§ **Requirement**: Count every line below that holds "poets". The answer is the number alone.

[Records drawn from a dataset]
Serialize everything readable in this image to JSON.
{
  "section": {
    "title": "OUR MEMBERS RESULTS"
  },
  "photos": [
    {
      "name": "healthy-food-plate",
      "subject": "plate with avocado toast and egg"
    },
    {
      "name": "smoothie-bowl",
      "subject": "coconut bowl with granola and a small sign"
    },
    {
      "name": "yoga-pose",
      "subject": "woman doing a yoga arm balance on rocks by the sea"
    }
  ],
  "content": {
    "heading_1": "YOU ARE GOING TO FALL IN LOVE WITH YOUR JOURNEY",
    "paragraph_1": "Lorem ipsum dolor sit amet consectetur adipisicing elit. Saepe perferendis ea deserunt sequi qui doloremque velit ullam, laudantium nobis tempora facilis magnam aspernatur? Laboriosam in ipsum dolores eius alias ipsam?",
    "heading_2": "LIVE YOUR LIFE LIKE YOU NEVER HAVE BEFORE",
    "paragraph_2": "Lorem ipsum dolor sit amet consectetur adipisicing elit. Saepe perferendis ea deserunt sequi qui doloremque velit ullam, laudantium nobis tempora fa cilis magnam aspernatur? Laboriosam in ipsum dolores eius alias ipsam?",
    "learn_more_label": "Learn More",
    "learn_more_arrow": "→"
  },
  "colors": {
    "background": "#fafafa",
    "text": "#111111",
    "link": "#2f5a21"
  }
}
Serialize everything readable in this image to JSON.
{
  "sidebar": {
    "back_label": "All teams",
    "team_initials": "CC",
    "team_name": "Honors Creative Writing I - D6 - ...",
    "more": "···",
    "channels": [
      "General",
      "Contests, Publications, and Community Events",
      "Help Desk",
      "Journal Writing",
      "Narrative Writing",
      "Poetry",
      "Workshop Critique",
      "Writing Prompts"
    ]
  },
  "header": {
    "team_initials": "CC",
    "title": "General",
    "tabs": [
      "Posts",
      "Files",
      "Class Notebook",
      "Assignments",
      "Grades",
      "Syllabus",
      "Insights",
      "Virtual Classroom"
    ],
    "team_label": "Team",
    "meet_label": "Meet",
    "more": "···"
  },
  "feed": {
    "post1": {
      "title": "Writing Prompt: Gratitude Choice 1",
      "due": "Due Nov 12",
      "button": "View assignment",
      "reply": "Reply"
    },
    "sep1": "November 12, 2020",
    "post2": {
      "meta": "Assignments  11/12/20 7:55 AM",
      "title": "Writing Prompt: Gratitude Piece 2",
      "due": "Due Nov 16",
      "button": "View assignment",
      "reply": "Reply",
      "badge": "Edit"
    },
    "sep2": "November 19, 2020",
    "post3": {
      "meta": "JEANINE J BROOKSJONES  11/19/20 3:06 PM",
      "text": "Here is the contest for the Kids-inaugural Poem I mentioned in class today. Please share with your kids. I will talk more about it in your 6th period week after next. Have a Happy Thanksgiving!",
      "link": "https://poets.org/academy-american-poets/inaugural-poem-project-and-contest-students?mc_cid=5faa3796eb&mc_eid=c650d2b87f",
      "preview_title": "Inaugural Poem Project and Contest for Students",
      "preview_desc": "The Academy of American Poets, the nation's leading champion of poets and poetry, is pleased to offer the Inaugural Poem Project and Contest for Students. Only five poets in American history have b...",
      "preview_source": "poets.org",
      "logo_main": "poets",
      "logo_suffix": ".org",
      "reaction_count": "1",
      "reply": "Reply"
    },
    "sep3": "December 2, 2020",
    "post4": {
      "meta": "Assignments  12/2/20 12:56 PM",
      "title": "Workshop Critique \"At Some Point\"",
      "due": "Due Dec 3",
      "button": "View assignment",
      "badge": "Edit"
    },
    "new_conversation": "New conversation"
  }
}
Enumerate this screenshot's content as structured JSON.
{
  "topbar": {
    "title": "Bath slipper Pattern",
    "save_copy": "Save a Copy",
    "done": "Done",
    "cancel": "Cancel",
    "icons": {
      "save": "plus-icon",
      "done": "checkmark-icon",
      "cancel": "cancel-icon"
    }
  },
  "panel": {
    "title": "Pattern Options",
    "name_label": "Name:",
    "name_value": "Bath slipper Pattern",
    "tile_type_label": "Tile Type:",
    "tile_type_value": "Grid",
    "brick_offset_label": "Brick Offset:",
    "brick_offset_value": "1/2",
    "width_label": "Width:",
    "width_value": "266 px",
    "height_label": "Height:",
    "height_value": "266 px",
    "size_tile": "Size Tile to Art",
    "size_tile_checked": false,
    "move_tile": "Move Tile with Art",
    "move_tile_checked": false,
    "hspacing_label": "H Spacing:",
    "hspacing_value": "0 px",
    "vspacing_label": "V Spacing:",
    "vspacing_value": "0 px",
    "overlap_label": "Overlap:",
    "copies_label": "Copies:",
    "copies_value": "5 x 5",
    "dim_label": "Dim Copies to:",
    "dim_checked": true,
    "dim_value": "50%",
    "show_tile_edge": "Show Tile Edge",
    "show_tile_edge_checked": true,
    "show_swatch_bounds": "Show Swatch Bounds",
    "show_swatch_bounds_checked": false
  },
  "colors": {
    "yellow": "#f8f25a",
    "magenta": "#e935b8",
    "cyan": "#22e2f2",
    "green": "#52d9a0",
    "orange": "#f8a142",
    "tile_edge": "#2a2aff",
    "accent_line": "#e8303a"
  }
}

§ **Answer space**: 4